A wide variety of personal beliefs often do admittedly follow from unexplainable experiences, however, having theories based on first-hand knowledge is generally superior to the confirmation bias of imaginative bystanders. Also, it is interesting to note that someone who only has a belief (or disbelief) on paranormal topics is generally tolerated, but an individual who claims knowledge is considered mentally suspect.

So, in one sense they are a group based on an idea, like a political group or a religion. However, as the late Budd Hopkins said in his book Witnessed on UFO abductees, "I once remarked on the fact that the UFO abduction phenomenon, its investigators, and the abductees themselves had been labeled a cult by a particular debunker. I pointed out that it was quite the reverse. A true cult…is all beliefs and no miracles. The UFO phenomenon is all miracles and no beliefs." (Hopkins, 1996).

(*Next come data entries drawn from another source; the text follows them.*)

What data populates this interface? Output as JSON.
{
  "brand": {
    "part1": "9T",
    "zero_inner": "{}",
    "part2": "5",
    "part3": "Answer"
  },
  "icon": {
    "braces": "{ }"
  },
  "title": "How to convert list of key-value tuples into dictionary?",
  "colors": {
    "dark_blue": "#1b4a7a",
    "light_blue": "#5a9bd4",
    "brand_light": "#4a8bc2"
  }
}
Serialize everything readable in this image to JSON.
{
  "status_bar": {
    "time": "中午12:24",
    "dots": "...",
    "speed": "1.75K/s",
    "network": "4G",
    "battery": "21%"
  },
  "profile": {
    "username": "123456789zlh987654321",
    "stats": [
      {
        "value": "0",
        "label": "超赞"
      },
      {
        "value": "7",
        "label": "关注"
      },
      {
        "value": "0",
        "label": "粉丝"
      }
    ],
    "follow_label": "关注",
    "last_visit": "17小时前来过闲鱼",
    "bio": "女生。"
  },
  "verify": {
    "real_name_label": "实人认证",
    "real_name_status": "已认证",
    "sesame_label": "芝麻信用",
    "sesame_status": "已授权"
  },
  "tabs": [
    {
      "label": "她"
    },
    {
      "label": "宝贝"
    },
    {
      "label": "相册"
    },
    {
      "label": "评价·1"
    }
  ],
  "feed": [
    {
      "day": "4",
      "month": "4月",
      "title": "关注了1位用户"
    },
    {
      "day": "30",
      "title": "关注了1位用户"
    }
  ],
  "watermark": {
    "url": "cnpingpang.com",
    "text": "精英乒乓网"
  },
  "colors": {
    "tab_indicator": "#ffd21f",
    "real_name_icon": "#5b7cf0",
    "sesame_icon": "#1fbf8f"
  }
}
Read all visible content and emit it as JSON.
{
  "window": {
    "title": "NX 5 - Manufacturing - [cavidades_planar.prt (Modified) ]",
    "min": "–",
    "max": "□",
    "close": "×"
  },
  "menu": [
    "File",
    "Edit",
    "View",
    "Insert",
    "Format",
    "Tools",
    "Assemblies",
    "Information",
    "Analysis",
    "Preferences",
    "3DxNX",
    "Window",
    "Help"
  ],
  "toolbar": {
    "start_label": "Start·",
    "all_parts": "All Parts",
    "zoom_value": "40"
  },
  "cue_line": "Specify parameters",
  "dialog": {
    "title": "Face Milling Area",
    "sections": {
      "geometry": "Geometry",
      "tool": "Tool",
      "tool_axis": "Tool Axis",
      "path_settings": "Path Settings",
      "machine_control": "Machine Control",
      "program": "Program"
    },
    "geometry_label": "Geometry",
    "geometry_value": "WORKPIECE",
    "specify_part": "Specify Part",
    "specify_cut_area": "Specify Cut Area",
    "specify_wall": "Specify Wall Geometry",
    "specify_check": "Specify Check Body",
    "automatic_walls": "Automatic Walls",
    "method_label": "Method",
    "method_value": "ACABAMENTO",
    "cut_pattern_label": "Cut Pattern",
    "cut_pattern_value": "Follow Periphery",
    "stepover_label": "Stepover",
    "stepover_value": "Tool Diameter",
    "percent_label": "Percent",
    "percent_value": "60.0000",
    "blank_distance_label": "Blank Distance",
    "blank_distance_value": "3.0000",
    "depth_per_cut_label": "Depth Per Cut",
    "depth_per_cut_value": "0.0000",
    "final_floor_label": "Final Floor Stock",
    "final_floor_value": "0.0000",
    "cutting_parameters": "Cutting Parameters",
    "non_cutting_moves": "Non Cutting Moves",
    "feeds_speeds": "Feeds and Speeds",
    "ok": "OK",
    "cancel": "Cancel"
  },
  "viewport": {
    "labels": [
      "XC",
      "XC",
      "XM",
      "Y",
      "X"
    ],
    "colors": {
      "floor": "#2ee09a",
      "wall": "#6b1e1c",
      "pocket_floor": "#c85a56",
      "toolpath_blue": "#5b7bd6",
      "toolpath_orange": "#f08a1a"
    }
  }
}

While not all experiencers have bad encounters, many do, and this group can be then also defined by something like a shared disability, this being the mental and sometimes physical trauma of an encounter with a paranormal intelligence. And, sadly, insult is added to injury when those who have been taken against their will are ostracized for publicly confessing these trespasses.

This last group is the one who is in need of compassionate assistance most desperately and mental health professionals would seem the go-to group to alleviate stress, however, most therapists (initially, at least) look at experiencers through a lens of disbelief and apply the question, "What factors are responsible for such delusions?"

When the public was likely paying closer attention to the UFO/abduction phenomenon than they are today, investigators like Dr. David Jacobs and the late Budd Hopkins and Dr. John Mack (and I’m only mentioning a small few) were the public face to the suffering of abductees. They advocated on behalf of abductees and this helped show that abductees were regular people who were going through strange and often difficult times.

Currently, there are far fewer advocates in the public spotlight, though they are still out there. Kathleen Marden, for example, is one of the most visible UFO experiencer advocates these days and we need many more prominent and articulate supporters like her to keep the subject of abduction in the proper light.
Another thing that is particularly helpful is the support group. These sociable gatherings amongst experiencers, generally held at someone’s home, are able to go a long way toward giving solace and prove that a sense of community may be the best medicine. Unfortunately, though, many of these groups are understandably rather private and usually difficult to discover.

What may be best that isn’t currently seen on a large enough scale would perhaps be a visible and vocal community of experiencers who support each other. This might possibly take the form of a larger witness-based internet presence and more witness-based public events along the lines of the excellent Experiencers Speak Conference hosted by Starborn Support. A high volume of experiencers coming forth might just nudge open the floodgates to greater public acceptance.

It is clear, in any case, that we need more experiencer voices heard. Our culture has a problem with long-term memory and it needs to be constantly reminded of important things it tends to forget…like we’re regularly being visited by extraterrestrials, unclassified creatures in the wild, and ghosts.
This is where you come in, those who are part of this marginalized community. The world needs to hear what happened to you, if you are able to share. Do it for those who won’t feel comfortable participating unless someone brave has gone before them. Let’s start, well... a civil rights movement.
Works Cited: Hopkins, B. (1996). Witnessed: The True Story of the Brooklyn Bridge UFO Abductions. New York: Pocket Books. 312-313.


Bill Konkolesky is state director of Michigan MUFON, Inc. ( Konkolesky has appeared, recounting his personal abduction experiences, on ABC’s "Peter Jennings: Seeing is Believing," and the SCI-FI Channel’s "Abuction Diaries." He is a listed contributor to the books, Filer’s Files: Worldwide Reports of UFO Sightings, by George Filer and David Twichell, as well as Weird Michigan: Your Travel Guide to Michigan’s Local Legends and Best Kept Secrets, by Linda Godfrey. Konkolesky lectures regularly in the Detroit area on UFOs and the abduction phenomenon.